|Suffragettes on way to Boston via Flickr the Commons|
Today is Women's Equality Day which commemorates the 19th amendment and focuses on the continuing work for women's equality in other realms of life. You can read more about the history behind the day from the National Women's History Project.
Want to learn more about how suffrage affected your ancestor? One way to interest the non-genealogists in your family is to tell the story of how and when the women in the family got the right to vote.
Ratified in August 1920, the nineteenth amendment granted women full suffrage by declaring “The right of citizens of the United States to vote shall not be denied or abridged by the United States or any state on account of sex…”
What's important to remember is that some women had the right to vote in local or state elections prior to the 19th amendment. Other women, continued to be disenfranchised after 1920. For example, women who had lost their citizenship due to marrying a non-citizen were not allowed to vote. Women living in the U.S. Territory of Puerto Rico didn't gain the right to vote until 1935 and while the Indian Citizenship Act (1924) gave citizenship to all Native Americans it wasn't until 1965 that the Voting Rights Act was passed.
To learn more about the history of female suffrage in the state you are researching, refer to the multi-volume History of Woman Suffrage edited by Susan B. Anthony, et al. Volume four includes information on suffrage history in each state, as well as Britain and Canada. These volumes are fully digitized and available at Internet Archive and can be found under the category “Women—Political Rights.”
To find voting records consult websites like Ancestry.com, under their Census and Voter Lists page. FamilySearch has microfilmed voting records, to find them search on your ancestor’s place and then the category “voting registers.” To learn more about voting records for a state, search on the FamilySearch Research Wiki.
In some cases, you may find a specialized database found on a library or archive website. For example, Alexandria Library has the database entitled Voter Registrations in Alexandria, Virginia. African-Americans, 1902-1954 with over 2,000 names.
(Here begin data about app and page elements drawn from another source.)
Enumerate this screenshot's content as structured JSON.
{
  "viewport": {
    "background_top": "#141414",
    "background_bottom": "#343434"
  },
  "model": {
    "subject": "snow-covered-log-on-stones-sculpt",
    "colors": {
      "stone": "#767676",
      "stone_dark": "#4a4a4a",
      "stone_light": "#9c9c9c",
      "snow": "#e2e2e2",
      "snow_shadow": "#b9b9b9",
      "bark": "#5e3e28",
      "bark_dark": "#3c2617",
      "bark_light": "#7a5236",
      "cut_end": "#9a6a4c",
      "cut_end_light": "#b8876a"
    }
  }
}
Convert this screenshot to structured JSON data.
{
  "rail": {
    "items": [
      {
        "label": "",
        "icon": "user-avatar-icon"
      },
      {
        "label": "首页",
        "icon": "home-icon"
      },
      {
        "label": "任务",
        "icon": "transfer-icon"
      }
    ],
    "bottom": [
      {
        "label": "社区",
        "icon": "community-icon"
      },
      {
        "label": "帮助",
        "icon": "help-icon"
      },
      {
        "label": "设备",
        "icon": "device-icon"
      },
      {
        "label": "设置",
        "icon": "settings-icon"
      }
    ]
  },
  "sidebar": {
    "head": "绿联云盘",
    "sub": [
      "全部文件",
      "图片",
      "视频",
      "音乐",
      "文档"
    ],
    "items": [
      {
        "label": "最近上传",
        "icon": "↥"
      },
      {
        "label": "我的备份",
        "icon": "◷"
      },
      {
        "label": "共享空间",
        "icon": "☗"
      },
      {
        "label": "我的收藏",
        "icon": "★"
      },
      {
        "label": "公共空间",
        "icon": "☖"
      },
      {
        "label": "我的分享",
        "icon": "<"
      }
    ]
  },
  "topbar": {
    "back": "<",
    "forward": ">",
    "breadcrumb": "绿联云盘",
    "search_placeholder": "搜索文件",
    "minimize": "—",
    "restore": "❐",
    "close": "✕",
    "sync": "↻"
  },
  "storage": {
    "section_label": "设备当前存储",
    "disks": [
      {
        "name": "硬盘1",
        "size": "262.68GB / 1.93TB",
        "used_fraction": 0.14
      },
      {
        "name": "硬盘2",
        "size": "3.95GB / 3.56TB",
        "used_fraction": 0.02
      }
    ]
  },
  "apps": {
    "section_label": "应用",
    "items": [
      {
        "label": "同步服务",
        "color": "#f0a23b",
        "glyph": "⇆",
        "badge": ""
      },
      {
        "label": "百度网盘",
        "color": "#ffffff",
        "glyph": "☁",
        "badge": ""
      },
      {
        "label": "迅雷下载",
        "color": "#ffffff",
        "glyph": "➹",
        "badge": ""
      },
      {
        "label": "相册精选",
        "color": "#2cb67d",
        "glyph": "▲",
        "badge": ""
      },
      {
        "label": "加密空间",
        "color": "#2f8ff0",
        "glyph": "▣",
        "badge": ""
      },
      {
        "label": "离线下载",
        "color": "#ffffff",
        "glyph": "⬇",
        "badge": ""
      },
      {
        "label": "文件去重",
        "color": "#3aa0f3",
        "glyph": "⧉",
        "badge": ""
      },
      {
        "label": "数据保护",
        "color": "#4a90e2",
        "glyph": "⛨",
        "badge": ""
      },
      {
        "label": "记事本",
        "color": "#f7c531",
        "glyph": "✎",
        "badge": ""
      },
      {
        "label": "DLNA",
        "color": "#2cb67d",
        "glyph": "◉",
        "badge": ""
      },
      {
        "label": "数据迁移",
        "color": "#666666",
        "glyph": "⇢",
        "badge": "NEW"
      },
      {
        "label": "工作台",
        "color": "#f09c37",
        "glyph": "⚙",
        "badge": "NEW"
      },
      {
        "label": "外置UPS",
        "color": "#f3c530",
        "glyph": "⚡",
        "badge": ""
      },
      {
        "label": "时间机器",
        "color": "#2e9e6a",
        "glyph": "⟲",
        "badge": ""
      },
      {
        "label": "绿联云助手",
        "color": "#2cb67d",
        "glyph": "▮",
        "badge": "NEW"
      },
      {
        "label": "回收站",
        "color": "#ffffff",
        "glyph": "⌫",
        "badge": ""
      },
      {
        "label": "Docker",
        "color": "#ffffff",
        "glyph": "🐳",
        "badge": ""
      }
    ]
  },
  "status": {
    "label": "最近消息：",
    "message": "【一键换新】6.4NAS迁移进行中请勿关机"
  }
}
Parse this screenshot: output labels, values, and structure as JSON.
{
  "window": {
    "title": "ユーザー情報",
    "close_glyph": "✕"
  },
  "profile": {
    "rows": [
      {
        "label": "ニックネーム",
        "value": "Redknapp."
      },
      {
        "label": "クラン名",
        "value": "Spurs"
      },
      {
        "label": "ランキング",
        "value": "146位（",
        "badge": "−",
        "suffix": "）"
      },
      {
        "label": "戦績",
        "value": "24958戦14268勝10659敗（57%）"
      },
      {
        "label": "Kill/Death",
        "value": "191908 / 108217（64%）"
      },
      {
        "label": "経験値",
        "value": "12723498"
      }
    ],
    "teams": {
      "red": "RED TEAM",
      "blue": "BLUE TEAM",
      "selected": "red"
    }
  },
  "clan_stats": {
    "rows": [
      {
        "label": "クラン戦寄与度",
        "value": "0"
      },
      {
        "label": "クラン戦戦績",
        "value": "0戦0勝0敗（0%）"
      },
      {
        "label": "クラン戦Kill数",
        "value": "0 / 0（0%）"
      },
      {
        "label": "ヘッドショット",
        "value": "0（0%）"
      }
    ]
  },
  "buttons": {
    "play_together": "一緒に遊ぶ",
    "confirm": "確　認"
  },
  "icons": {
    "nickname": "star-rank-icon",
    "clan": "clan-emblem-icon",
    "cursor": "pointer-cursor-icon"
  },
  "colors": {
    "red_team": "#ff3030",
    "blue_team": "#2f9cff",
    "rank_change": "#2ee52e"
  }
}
Cyndi’s List has locality specific links for voting records on the page Voters, Poll Books, Electoral Records .
To learn more about women and their suffrage rights, consult the book The Hidden Half of the Family: A Sourcebook for Women’s Genealogy by Christina Kassabian Schaeffer.